The following is an excerpt of a so-far unfinished book/report of mine called The Visuals of Sales. I may actually release it some time, but for now feast your eyes on this:
Which Colors Matter In Getting A Sale Or A Conversion
The proper use of color in copy is a really, really underrated art.
Whenever I bring this topic up, most people think of yellow highlight and red headlines. Sure, those have their place but it’s hardly the whole story.
If you remember nothing else from this topic, remember the ‘Facebook principle’.
Do you think it’s a coincidence that the most popular, most addictive social network in the world is using ONLY two colors on their site?
And no, I don’t mean black and white. Sure, you need those for the sheer readability of text, but that’s not what I’m talking about.
I’m talking about DARK BLUE and BRIGHT RED.
Facebook uses a big dark blue banner to frame the whole screen area, and tiny bright red squares superimposed on it to notify of updates.
But the contrast between the two is far from being the whole story. Let’s examine these two highly important colors in some more detail now.
Why Exactly Dark Blue And Fire Engine Red?
DARK BLUE is a color that denotes trust, comfort, tradition, trustworthiness, and authority.
Why do you think the police forces around the world tend to use blue in their uniforms and vehicles? It is hard-wired into humans that dark blue marks something trustworthy. Why would you be wary of Blueberry pie? What about blues music? Are you beginning to see the soothing common thread?
In sales copy, dark blue is great for headlines, subheadings and I would even test using dark blue for body copy, instead of black .
I’ve had many pleasant surprises with this color, it works in such a subtle way. Use it conservatively, and it’ll work for you too.
BRIGHT RED is a color that traditionally denotes feelings of extreme alert.
Blood, war, passion, upwelling of emotion… everything that really ‘gets in your face’.
In ancient Sanskrit, the same word root word is used for both blood (rakta) and passion (raga) and many other things within a similar theme.
All this is to say – if you want attention, bright red is hard-wired into us to take notice. But beware – overuse of it can also be a turnoff, because you can’t overload the system either. Hence Facebook’s tiny, tiny red squares.

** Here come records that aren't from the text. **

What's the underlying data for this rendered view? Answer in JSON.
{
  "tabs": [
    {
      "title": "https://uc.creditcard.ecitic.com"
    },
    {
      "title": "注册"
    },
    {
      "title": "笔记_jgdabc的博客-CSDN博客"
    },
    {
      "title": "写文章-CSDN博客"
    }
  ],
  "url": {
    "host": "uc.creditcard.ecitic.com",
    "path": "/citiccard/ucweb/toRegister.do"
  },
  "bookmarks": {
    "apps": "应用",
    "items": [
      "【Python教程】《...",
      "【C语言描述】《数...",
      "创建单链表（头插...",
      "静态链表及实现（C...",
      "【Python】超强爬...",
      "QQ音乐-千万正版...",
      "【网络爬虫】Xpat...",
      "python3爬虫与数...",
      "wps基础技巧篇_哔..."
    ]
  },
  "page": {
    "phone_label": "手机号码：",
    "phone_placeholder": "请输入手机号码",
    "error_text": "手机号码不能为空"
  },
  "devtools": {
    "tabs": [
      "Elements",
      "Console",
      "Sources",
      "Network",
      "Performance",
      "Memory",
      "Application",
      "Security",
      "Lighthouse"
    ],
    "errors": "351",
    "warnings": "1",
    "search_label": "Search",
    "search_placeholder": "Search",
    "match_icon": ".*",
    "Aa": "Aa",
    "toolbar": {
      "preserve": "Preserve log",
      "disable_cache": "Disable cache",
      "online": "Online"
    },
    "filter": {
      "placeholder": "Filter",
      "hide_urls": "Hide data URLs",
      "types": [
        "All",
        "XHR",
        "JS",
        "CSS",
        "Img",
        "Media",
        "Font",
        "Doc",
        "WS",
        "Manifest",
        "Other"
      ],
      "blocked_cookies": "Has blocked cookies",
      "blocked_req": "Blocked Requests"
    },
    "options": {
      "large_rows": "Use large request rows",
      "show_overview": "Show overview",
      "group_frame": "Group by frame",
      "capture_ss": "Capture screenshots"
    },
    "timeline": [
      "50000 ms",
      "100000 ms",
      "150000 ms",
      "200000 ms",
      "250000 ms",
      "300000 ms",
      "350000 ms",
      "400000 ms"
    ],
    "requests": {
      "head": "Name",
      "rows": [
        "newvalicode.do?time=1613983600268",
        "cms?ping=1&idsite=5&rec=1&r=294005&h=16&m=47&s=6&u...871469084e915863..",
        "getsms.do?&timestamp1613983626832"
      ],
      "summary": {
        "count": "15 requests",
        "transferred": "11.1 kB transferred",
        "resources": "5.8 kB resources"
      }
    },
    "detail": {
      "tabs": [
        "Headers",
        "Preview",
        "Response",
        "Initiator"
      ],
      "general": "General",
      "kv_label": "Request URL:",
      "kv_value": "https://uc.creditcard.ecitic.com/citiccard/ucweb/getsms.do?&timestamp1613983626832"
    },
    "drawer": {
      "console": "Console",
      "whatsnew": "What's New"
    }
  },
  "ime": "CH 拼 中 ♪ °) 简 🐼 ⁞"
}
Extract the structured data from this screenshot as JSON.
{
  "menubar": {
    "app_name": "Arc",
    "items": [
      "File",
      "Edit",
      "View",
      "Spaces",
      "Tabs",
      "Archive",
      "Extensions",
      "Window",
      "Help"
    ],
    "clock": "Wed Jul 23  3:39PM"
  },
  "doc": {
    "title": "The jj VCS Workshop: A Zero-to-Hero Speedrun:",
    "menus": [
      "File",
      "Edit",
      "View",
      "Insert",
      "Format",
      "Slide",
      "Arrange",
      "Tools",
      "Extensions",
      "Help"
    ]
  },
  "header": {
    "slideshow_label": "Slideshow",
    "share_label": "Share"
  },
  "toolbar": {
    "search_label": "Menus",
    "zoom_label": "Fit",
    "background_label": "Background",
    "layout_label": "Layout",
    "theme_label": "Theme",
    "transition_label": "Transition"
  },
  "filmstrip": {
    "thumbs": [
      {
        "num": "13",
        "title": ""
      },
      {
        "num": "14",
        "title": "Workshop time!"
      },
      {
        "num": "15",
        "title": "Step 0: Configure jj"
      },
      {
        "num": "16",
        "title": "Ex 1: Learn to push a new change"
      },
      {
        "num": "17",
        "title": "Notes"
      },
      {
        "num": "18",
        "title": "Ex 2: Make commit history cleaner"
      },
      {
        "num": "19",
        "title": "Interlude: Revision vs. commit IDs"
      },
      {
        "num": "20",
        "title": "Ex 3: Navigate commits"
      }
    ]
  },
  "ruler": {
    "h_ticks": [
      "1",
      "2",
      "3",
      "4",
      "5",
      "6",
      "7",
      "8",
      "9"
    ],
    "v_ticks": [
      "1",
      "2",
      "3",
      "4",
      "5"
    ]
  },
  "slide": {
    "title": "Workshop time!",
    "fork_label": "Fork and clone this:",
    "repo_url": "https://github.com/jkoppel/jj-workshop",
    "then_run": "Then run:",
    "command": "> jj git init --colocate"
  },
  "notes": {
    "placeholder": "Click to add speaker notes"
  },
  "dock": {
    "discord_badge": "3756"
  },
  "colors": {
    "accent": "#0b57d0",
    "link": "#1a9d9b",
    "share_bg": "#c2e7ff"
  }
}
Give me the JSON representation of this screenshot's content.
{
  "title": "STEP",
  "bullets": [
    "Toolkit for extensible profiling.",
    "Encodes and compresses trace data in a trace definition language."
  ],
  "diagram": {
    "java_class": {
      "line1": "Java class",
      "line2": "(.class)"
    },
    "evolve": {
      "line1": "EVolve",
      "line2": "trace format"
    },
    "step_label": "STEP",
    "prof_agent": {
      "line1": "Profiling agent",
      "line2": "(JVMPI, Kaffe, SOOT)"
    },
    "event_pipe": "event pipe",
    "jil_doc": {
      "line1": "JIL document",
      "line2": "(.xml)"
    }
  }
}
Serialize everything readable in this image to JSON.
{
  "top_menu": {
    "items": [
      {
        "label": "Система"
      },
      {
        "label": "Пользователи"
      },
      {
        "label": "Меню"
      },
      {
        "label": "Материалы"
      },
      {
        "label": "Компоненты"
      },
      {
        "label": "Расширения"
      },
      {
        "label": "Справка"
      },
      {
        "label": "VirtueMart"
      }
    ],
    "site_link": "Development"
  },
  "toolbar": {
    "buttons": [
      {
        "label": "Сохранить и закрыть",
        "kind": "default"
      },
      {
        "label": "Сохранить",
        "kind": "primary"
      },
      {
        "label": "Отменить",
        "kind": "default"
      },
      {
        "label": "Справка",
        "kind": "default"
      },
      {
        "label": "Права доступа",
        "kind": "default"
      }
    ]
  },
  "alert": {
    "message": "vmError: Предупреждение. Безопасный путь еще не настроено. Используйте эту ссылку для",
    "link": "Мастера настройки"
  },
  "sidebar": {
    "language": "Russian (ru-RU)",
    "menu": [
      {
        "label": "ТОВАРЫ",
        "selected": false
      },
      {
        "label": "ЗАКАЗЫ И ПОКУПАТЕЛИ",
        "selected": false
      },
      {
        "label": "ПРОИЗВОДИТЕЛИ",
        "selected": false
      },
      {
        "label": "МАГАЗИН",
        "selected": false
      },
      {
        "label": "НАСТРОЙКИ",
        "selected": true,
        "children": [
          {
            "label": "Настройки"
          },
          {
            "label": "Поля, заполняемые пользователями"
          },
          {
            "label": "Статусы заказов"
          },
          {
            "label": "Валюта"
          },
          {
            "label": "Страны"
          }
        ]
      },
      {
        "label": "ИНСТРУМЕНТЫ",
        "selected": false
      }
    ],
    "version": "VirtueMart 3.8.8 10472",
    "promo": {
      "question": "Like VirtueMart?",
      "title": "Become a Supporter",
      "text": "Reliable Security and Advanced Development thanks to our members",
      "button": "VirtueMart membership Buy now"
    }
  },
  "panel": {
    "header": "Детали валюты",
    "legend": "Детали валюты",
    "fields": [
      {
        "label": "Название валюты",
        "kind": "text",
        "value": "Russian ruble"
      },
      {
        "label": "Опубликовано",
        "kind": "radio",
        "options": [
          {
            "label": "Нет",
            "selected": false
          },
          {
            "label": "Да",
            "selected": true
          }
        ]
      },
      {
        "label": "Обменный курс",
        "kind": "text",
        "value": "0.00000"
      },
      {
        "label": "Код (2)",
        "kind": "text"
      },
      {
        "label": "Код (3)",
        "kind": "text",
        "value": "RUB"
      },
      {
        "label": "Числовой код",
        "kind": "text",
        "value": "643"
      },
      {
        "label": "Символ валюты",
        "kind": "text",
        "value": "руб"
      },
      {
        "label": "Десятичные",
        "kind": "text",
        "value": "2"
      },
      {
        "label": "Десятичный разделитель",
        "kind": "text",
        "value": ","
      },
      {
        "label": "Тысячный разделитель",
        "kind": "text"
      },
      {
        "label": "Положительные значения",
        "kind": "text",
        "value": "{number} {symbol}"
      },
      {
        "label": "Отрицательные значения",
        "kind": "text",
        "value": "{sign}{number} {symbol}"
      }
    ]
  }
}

If you have a long sprawling headline, be sure to test before you run it on fire-engine red. On the other hand, it’s great for ‘telegraphing the prospect’, like this:
New solution promises to sedate your customers in 5 seconds….
You get the picture.
Also, bright red can be great for the legend text below images – when you really want to make a point with the picture. Legend text can be like a mini headline used to great effect, bright red can help pop it out of the page.
By the way, have you noticed it’s not just Facebook that’s predominantly blue. Twitter, Tumblr, Paypal… need I say more? You’ll be in pretty good company!
PS. If you want further proof, check out some old-time sales pages that keep selling year after year – and sure enough you’ll find that indeed, they use blue for comfort and red to get attention and/or elicit response. And that’s about it. Case in point: Instant Sales Letters by Yanik Silver. Or, pretty much anything from Perry Marshall.